03/04/2011 12:33 pm ET Updated May 25, 2011

Review: Rango

Animated films have a high bar to reach these days. As Pixar continues their storied tradition of leaving their competition in the dust, any film that doesn't have a hopping lamp in front of it is bound to disappoint.

As Pixar settles into a pattern of making sequels to its popular films, there will be a slight dip in the quality of their films. Cars was their weakest outing, so it makes sense that its sequel, as well as its straight-to-DVD spin-off, Planes, won't be generating as much enthusiasm.

Now's the chance for other animated films to claim the throne, and I think Rango will be the first to finally do it. It is a co-production between Nickelodeon Movies and ILM, the special effects powerhouse.

While it does not quite fit into the brand that Nickelodeon is known for, kids of all ages should have no problem enjoying this film. The audience I sat with was at full attention.

The film pays loving tribute to classic western movies, like the Sergio Leone spaghetti westerns. It's a great reminder of the genre's glory days and also a great primer for kids to discover what makes it so fun.

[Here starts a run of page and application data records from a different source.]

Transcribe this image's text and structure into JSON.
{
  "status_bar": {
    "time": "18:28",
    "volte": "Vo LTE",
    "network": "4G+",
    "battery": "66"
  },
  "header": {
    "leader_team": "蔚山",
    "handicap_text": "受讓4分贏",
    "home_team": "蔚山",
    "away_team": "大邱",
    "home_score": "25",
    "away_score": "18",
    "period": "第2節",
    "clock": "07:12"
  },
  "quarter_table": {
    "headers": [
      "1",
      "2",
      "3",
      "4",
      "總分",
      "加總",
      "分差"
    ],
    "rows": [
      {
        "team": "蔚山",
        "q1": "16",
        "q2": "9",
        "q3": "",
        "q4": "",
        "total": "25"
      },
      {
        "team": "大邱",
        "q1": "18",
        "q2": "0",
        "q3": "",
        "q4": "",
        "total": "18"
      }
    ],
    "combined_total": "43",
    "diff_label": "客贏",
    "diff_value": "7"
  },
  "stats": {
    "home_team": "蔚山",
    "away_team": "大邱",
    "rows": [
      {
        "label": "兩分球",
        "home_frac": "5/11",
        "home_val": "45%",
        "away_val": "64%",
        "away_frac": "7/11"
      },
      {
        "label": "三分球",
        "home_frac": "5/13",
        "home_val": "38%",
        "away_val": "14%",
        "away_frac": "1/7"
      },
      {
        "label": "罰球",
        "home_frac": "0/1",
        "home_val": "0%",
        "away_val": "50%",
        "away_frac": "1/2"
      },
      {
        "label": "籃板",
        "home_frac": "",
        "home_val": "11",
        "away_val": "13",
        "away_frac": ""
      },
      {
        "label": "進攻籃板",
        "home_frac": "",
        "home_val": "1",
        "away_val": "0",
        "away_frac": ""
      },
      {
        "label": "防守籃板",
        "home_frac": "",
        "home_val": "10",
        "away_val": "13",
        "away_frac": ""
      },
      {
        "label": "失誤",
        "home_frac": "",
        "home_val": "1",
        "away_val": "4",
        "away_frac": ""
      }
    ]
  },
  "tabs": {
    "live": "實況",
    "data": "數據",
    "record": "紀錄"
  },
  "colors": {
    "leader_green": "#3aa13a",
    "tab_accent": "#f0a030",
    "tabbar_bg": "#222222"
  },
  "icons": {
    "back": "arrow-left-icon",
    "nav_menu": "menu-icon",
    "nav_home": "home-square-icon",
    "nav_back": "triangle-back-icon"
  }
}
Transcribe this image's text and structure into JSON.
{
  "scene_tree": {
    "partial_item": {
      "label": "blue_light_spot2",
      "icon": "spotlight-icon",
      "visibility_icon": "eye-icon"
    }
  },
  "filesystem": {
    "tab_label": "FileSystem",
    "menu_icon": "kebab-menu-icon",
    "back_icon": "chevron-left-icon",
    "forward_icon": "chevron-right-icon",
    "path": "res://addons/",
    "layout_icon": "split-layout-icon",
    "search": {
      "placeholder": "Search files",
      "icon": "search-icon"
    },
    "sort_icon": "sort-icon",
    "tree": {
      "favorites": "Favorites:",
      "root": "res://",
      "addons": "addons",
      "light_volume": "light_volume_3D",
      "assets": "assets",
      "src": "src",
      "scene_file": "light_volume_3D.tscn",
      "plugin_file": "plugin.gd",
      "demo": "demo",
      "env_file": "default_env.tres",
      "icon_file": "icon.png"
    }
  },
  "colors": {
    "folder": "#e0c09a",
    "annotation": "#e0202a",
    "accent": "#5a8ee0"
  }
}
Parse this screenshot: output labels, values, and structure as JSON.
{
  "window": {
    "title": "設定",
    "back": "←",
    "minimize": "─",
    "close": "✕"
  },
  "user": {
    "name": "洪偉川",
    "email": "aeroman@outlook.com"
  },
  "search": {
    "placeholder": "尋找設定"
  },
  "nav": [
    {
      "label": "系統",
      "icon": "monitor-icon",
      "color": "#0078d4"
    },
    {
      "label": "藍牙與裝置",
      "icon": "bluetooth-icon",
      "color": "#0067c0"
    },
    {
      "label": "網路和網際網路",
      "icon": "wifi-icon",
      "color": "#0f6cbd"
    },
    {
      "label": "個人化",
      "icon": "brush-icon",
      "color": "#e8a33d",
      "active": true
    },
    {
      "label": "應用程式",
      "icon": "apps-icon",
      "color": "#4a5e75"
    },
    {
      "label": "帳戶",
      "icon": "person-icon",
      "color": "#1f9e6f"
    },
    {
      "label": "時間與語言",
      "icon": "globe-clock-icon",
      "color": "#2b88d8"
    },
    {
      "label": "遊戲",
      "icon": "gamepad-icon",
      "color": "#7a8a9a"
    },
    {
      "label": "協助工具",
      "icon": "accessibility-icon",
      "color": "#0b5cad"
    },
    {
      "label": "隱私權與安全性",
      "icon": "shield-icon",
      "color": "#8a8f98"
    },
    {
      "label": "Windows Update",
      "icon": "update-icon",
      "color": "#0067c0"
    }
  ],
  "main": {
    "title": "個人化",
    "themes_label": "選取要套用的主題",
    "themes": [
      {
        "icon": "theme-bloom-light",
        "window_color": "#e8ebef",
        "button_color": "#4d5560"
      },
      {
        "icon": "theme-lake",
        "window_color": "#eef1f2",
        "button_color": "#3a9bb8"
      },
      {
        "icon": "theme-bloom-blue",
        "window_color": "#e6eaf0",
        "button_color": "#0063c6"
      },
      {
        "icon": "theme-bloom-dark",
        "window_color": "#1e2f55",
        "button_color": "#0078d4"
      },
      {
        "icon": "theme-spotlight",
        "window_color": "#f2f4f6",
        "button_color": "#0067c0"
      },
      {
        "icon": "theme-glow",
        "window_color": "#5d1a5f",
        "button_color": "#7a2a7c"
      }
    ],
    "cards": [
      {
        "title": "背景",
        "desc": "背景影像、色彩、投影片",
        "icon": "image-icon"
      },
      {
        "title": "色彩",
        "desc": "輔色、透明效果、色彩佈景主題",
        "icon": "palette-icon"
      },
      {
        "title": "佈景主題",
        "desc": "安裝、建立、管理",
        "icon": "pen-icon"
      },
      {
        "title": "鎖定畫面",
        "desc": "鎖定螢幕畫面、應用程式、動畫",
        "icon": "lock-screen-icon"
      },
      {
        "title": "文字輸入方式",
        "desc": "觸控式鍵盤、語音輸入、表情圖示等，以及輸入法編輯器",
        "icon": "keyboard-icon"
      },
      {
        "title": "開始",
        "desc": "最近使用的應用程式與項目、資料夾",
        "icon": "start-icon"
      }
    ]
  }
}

Rango (voiced by Johnny Depp) plays the Man With No Name character, a chameleon who wanders into a town called Dirt, which is facing a serious drought. It's populated by other talking animals, like the mayor -- who's a turtle -- and the feared villain -- a snake. Each character is drawn out as a caricature from old Westerns, and the animators found clever ways of associating human physical traits with the animals that best express them. As obvious as it was making the snake a villain, I thought it was clever that his rattler could be used as a giant gun.

It seems there is no end to the good ideas in this film. For instance, an outhouse is represented as a used bottle of Pepto Bismol. Instead of horses, they ride on chickens. And in a great aerial dogfight sequence, bats are flown instead of airplanes. Every little detail enhances the verisimilitude of the film to bring us a world that feels fully realized and carefully crafted.

It's often that careful attention to detail which separates the good from the best animated films. I wasn't sure how director Gore Verbinski (Pirates of the Caribbean) would fair by leaving the swashbuckling heroics of Captain Jack Sparrow for the much scalier territory of Rango, but he greatly benefited from an amazing animation department. For once it felt like his film was properly storyboarded and planned out before he showed up to direct it.

The character of Rango was nicely molded for Depp too, who thrives best when he can be playful and unhinged. At this point in his career, it's nice to see that he can still create new and memorable characters.

The level of animation here is the best I've seen yet. ILM used photo realistic lighting and textures to create a world that is more crisp and more beautiful to look at than any animated film I've seen since Wall-E.

I hope audiences remember Rango not just for its immensely brilliant level of animation, but also because it set out to tell an original story. As Pixar sets its sights on more sequels, it's looking increasingly likely that Rango will be the film to beat for many years.

Four out of four stars.

Rango opens in theaters everywhere today.